REQUIRED WORK: All lines in the data below carrying the string "scan" are to be located and copied.

#### PROVIDED ENTRIES ####

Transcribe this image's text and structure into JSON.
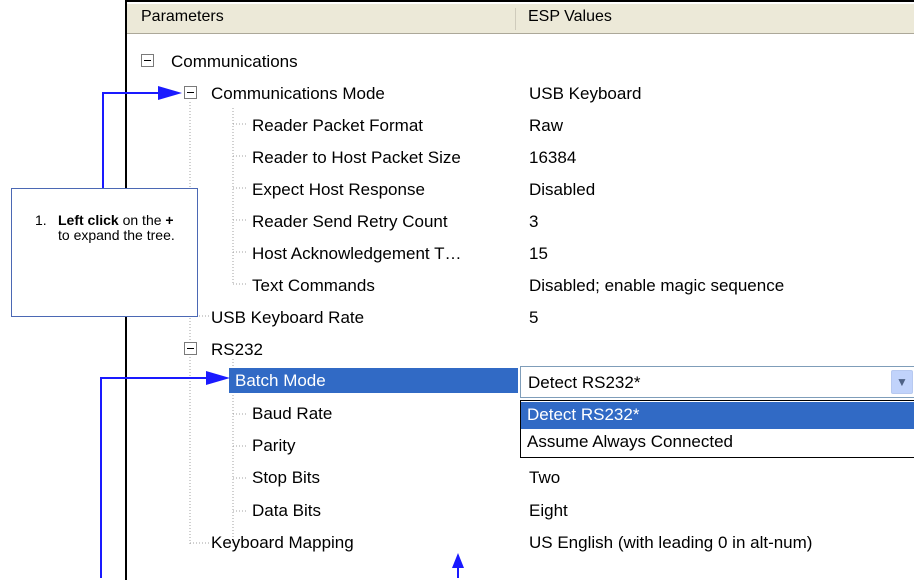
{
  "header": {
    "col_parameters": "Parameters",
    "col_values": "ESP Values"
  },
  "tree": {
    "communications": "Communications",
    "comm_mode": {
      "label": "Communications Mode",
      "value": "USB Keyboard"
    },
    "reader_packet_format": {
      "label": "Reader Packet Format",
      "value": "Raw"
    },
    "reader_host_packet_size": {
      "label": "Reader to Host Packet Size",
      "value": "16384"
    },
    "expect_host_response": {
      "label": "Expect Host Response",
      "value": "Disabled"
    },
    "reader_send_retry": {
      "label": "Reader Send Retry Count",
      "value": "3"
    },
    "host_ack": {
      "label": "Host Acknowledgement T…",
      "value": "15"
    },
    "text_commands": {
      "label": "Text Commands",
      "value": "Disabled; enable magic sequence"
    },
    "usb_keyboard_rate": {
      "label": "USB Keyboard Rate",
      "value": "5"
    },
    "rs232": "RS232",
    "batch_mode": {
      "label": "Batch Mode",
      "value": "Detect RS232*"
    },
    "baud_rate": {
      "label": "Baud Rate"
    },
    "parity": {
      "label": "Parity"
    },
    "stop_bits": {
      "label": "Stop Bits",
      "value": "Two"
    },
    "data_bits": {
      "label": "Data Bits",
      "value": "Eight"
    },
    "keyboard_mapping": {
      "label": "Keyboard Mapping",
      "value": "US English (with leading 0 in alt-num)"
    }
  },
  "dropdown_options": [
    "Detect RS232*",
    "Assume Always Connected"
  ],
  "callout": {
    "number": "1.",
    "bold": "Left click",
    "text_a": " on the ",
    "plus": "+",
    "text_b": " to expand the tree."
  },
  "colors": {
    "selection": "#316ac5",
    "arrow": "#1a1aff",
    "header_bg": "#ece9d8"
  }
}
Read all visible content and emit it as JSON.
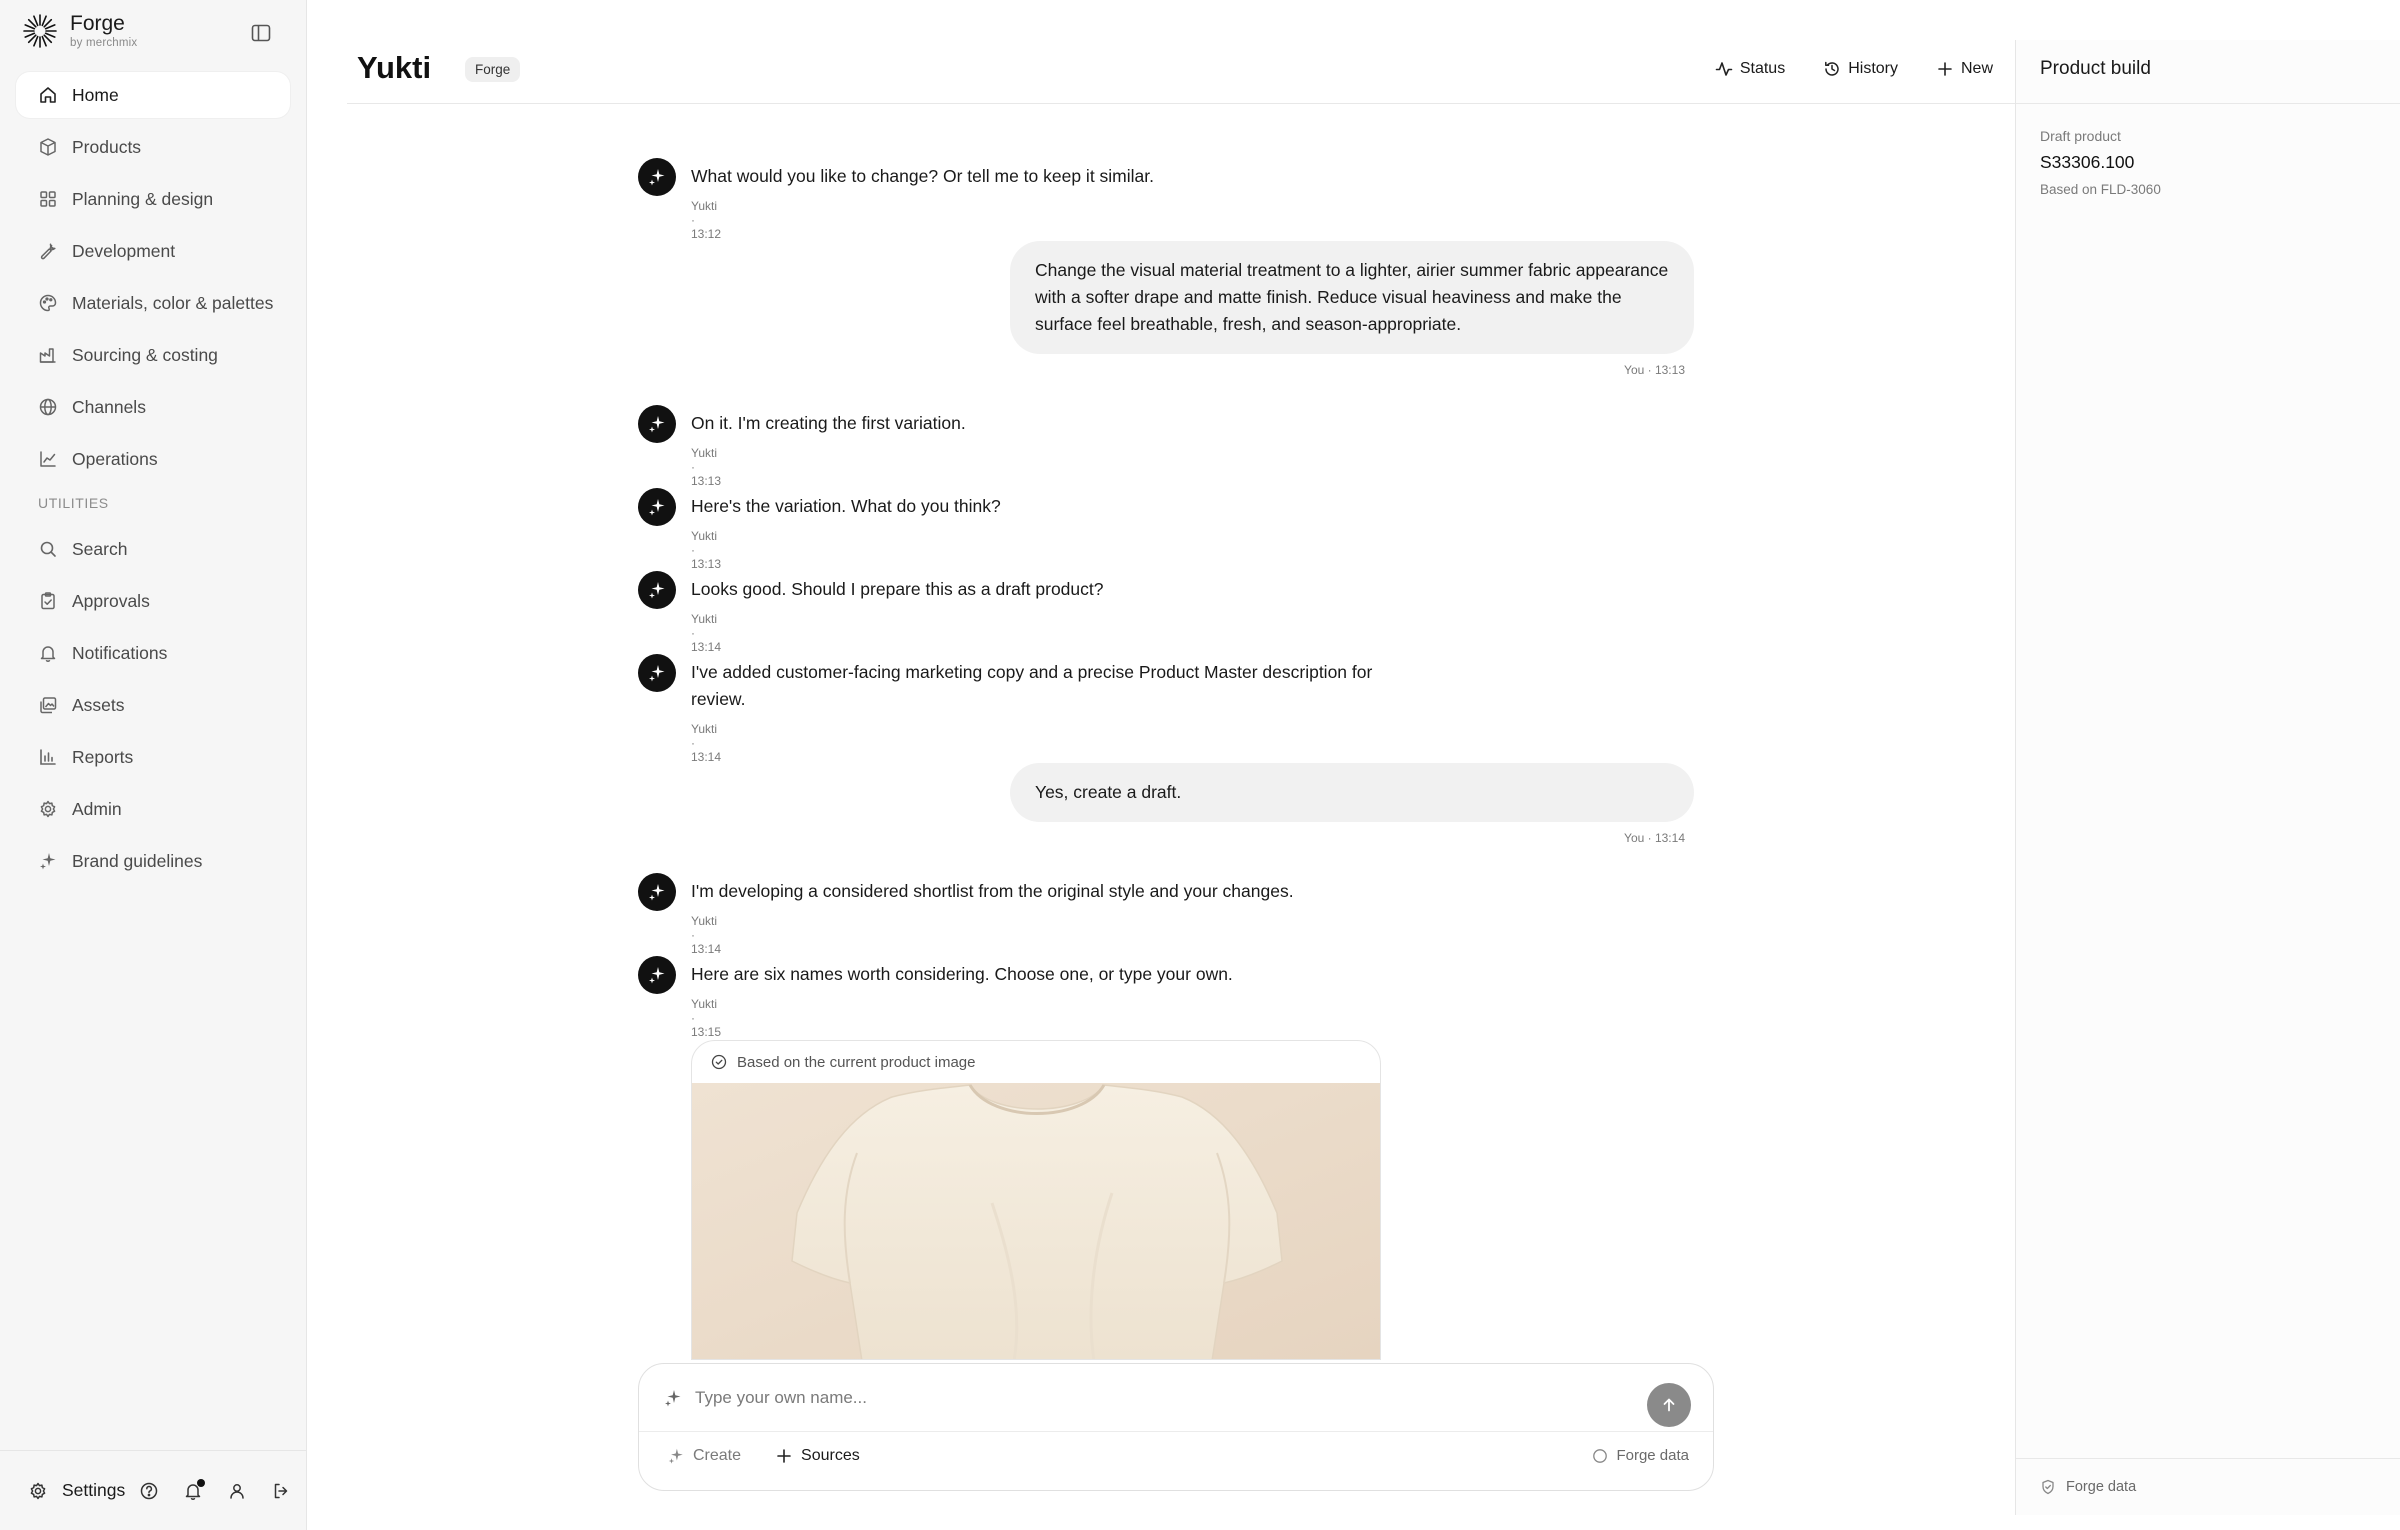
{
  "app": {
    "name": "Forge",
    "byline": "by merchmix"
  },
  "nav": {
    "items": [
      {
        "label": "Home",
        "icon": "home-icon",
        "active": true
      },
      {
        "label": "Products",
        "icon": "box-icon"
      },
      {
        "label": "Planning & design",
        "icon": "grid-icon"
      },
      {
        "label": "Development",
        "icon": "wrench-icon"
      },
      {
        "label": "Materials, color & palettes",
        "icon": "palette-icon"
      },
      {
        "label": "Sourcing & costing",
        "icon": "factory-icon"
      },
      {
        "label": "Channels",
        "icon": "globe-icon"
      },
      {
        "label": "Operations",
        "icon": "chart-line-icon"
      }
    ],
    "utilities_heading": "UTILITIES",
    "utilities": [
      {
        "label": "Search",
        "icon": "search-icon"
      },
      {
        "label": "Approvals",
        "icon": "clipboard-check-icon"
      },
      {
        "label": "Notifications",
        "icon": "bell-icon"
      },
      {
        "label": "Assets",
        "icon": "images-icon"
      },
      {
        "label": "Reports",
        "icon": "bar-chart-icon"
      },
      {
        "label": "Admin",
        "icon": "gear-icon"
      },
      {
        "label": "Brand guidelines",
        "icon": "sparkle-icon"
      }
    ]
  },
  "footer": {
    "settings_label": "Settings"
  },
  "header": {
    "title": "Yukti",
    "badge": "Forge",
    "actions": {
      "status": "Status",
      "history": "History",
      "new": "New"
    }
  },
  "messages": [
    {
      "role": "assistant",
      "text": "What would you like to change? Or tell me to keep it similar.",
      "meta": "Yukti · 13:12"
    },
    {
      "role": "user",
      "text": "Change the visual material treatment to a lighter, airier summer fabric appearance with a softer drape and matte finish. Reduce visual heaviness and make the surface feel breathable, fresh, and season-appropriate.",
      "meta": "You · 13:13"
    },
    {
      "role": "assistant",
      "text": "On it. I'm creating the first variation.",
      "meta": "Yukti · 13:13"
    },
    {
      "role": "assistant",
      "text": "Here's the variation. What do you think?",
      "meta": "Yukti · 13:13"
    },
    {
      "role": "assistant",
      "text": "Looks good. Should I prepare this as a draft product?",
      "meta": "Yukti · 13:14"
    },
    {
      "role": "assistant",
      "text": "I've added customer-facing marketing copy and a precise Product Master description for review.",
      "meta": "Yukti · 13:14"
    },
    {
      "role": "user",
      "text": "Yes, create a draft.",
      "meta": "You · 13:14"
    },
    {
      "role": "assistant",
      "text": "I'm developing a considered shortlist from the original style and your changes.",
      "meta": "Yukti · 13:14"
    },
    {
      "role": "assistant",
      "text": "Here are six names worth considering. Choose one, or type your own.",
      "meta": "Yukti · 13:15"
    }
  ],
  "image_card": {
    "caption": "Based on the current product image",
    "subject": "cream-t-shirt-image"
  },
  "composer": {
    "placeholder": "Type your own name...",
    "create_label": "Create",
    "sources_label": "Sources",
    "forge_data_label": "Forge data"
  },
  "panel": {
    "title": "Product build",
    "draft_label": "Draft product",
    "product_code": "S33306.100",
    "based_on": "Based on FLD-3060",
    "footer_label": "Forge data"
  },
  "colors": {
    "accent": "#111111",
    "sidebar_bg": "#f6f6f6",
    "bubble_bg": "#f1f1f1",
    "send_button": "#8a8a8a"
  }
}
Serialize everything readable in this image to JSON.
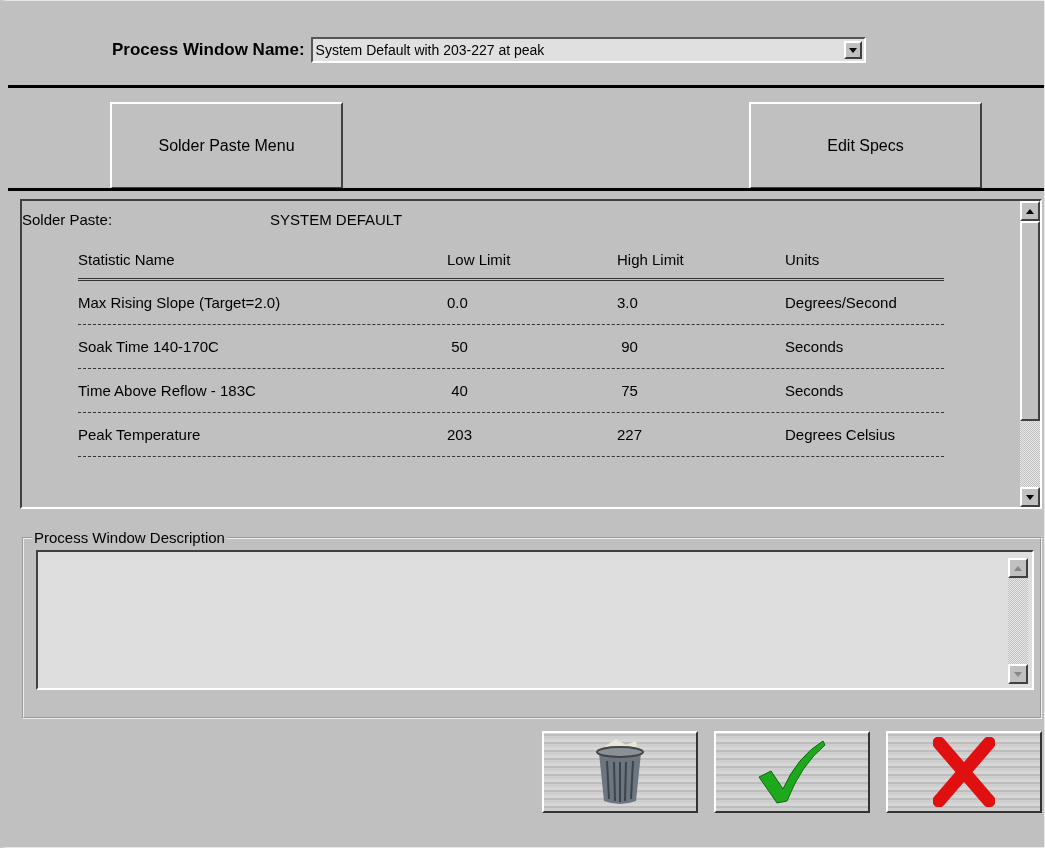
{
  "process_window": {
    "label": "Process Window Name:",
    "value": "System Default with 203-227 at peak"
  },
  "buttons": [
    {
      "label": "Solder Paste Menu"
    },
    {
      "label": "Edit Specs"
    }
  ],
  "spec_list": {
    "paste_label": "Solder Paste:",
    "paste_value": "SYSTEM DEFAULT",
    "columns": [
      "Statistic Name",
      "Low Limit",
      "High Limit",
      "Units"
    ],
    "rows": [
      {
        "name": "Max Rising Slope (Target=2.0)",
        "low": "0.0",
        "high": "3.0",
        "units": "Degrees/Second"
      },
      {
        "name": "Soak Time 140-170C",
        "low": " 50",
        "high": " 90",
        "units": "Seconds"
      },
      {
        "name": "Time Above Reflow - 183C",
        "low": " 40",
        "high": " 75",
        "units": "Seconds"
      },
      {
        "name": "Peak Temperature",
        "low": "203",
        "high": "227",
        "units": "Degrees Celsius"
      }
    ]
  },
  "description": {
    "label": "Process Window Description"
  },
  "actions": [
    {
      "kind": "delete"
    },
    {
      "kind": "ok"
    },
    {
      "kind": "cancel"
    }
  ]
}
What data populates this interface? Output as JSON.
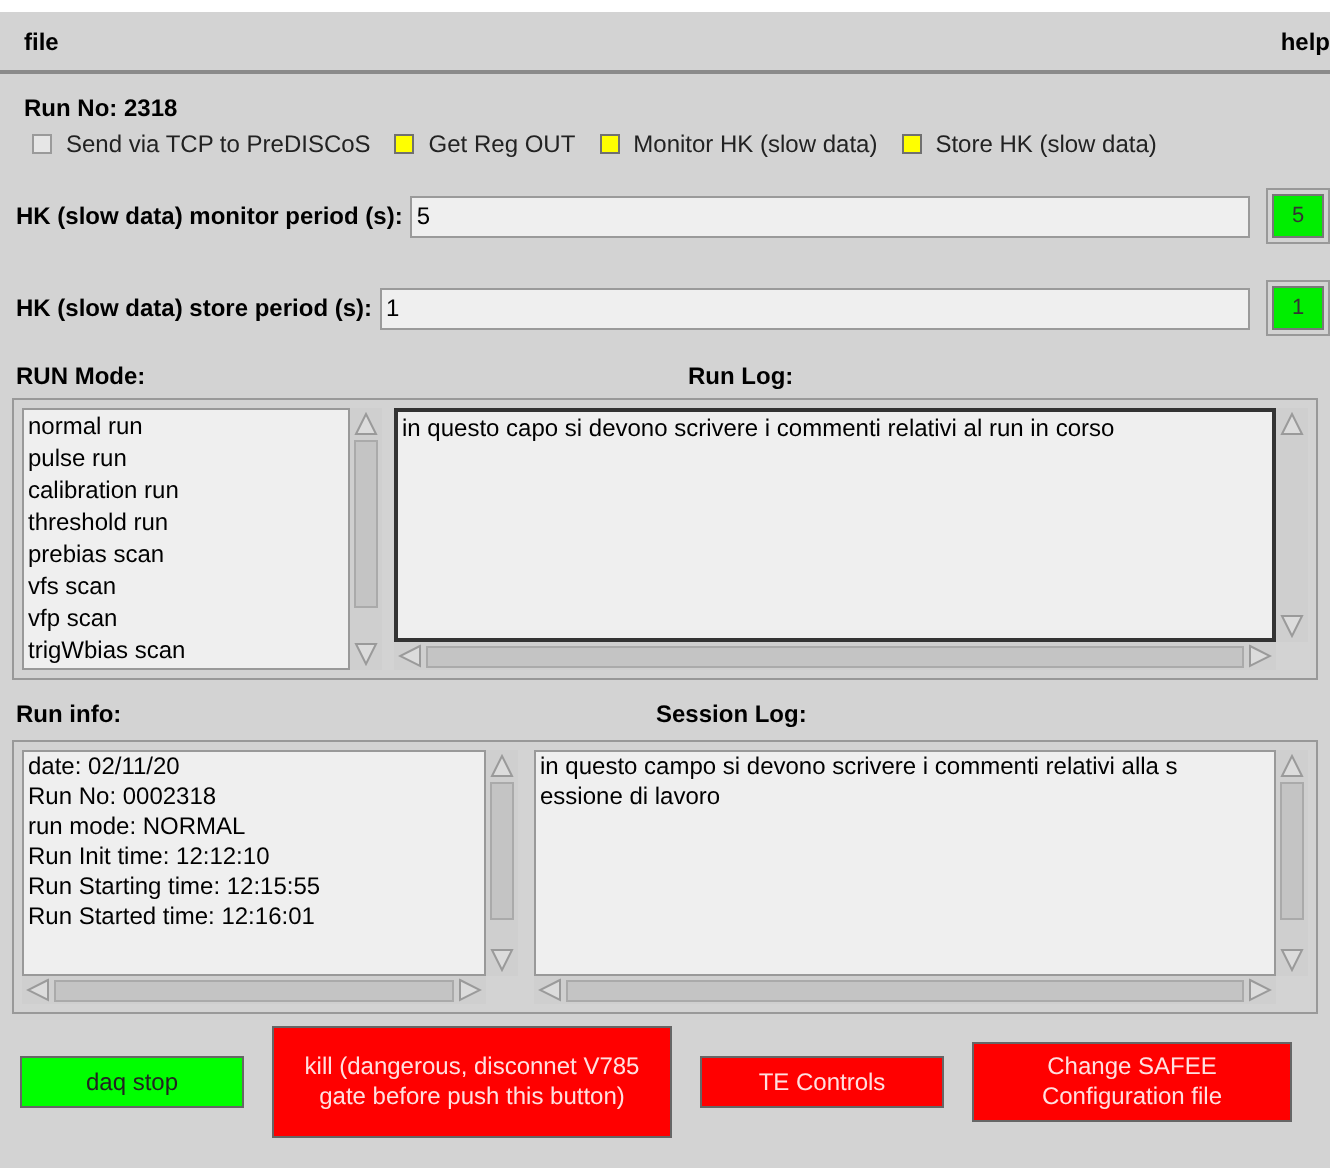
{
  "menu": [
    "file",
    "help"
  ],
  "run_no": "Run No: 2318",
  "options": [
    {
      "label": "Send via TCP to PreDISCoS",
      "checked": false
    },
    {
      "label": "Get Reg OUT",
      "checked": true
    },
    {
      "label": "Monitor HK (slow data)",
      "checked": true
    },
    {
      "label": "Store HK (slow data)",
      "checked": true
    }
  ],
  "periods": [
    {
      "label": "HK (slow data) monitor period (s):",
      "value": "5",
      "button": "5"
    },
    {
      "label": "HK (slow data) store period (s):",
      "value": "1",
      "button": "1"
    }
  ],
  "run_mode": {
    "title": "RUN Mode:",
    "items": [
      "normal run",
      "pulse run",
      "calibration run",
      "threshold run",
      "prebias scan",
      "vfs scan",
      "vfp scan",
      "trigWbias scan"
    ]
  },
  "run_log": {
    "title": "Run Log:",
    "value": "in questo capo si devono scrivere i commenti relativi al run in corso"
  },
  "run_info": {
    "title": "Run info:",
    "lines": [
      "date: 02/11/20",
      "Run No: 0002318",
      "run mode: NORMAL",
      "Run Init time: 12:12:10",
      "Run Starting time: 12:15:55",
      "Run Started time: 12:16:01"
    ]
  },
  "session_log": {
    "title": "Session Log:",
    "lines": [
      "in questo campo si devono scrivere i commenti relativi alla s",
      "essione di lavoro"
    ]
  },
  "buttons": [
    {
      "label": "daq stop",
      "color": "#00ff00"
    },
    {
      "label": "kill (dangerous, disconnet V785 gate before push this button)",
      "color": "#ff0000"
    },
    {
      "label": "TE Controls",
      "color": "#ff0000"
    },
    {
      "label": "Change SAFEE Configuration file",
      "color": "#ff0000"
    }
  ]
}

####

SOLUTION TO THIS PROBLEM:
      "prebias scan",
      "vfs scan",
      "vfp scan",
      "trigWbias scan"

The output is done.